President Barack Obama met with Ezra Klein of Vox to discuss political problems at home and abroad, including polarization and Congress. To make Congress more efficient, he argued:
Probably the one thing that we could change without a constitutional amendment that would make a difference here would be the elimination of the routine use of the filibuster in the Senate. Because I think that does, in an era in which the parties are more polarized, it almost ensures greater gridlock and less clarity in terms of the positions of the parties. There’s nothing in the Constitution that requires it. The framers were pretty good about designing a House, a Senate, two years versus six-year terms, every state getting two senators. There were a whole bunch of things in there to assure that a majority didn’t just run rampant. The filibuster in this modern age probably just torques it too far in the direction of a majority party not being able to govern effectively and move forward its platform. And I think that’s an area where we can make some improvement.
Eliminating the “routine use of the filibuster” would make the Senate more efficient, but that is no guarantee that it would make the government as a whole more efficient.
As much as the filibuster can be a nuisance for the Senate majority, it promotes, or at least potentially promotes, compromises. Former Senate Parliamentarian Robert Dove and former Democratic Senate staffer Richard Arenberg argue this point eloquently in their book Defending the Filibuster: The Soul of the Senate. It is well worth a read by anyone who has any interest in the filibuster controversies.
The filibuster promotes compromise by requiring the majority party to reach out and convince a small handful of Senators from the minority party to support a bill. Typically, the majority has to make some concessions to get Senators from the other party to join them. The argument can be made that this is exactly what the Senate ought to do. The Founders saw the Senate as a countervailing balance to the majoritarian House in a system of checks and balances – with the House promoting the will of the majority and the Senate guarding the rights of the political minority.

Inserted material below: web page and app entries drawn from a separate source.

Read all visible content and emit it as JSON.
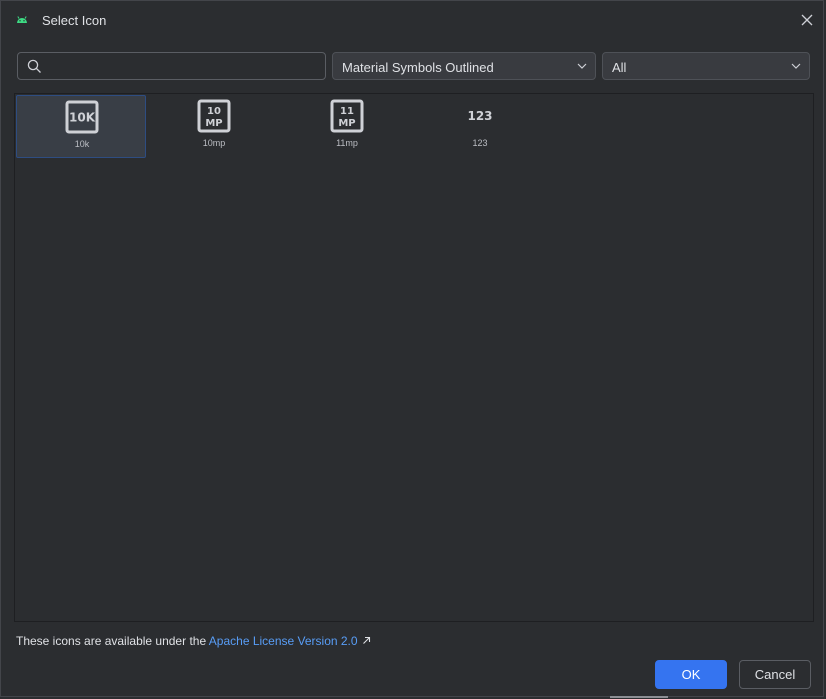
{
  "window": {
    "title": "Select Icon",
    "icon": "android-icon",
    "accent": "#3ddc84"
  },
  "search": {
    "value": "",
    "placeholder": ""
  },
  "filters": {
    "family": {
      "selected": "Material Symbols Outlined"
    },
    "category": {
      "selected": "All"
    }
  },
  "icons": [
    {
      "name": "10k",
      "icon": "10k-icon",
      "glyph_top": "10K",
      "glyph_bottom": "",
      "selected": true
    },
    {
      "name": "10mp",
      "icon": "10mp-icon",
      "glyph_top": "10",
      "glyph_bottom": "MP",
      "selected": false
    },
    {
      "name": "11mp",
      "icon": "11mp-icon",
      "glyph_top": "11",
      "glyph_bottom": "MP",
      "selected": false
    },
    {
      "name": "123",
      "icon": "123-icon",
      "glyph_top": "123",
      "glyph_bottom": "",
      "selected": false
    }
  ],
  "footer": {
    "license_prefix": "These icons are available under the ",
    "license_link": "Apache License Version 2.0"
  },
  "buttons": {
    "ok": "OK",
    "cancel": "Cancel"
  },
  "colors": {
    "background": "#2b2d30",
    "primary_button": "#3574f0",
    "link": "#589df6",
    "selection": "#393e46"
  }
}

With a compromise-inducing filibuster in place, anytime the House or White House or both are controlled by the party that opposes the Senate majority, it should, in theory, be easier for the government to enact laws. For instance, today, since the Senate Democrats can delay legislation, for anything to get to the President’s desk, Republicans will have to bring the bill leftward a bit. Once it gets to Pennsylvania Avenue, it should be far more palatable to the President than it would be if the Senate had no filibuster. Roughly the same dynamic should play out when it comes to House-Senate relations. If the House and Senate are controlled by different parties, the Senate minority can help moderate a bill before the two parties hash things out in a conference committee or by ping-ponging a bill across the Capitol. When the government is divided somehow, there is no getting around making process-slowing compromises, and the filibuster is one way to do it.
To go even further out on a limb, even under united government (where one party controls both Chambers of Congress and the White House), it’s questionable that it would increase productivity in the long run. Supposing the filibuster were eliminated, and legislation—big, country-changing legislation—were passed, it’s likely the resultant bill would be more liberal or more conservative than if the tactic were in place. In the past couple decades at least, Americans have been rather skeptical of big bills, and backlash has not been pleasant for the party in control. Obamacare is a prime example. The Democrats had a filibuster-proof majority of sixty votes when it passed in the Senate, without the support of a single Republican Senator. Later when Senator Edward M. Kennedy died and was replaced by Republican Scott Brown, the Democrats resorted to procedural gymnastics to win final passage of a compromise with the Democrat majority in the House. Small wonder that the issue continues to divide the Congress and the nation.
If the Senate eliminated the “routine use” of the filibuster, as the President suggests, citizens can expect more ambitious bills like Obamacare, and all the acrimony to go along with it. In effect, the American government would move towards a more parliamentary system, which allows a new government to sweep into office and enact their party platform without the cooperation of the political minority. On the other hand, our systems of check and balances and separate branches of government were designed to make change without consensus very difficult. No one President, political party or cause gets everything they want. Compromise is the oil that allows the gears of the American government to function. In periods when compromise is politically difficult, like the present, it is nearly impossible to get major legislation passed. True, our system is not efficient—but as techies say, it’s a feature, not a bug.
It’s understandable that President Obama would target the filibuster; so many people do. However, the filibuster is not the cause of congressional dysfunction; the filibuster is only an instrument in the hands of Senators, some who use it for legitimate purposes and others who don’t. Thus focusing on the filibuster is too easy an answer for Congress’ inertia. A more difficult, but more effective solution, is for Congress to adhere to regular order and, when necessary, come to mutually agreeable compromises.
Mark Strand is the President of the Congressional Institute and Timothy Lang is a research assistant. The Sausage Factory blog is a Congressional Institute project dedicated to explaining parliamentary procedure, Congressional politics, and other issues pertaining to the legislative branch.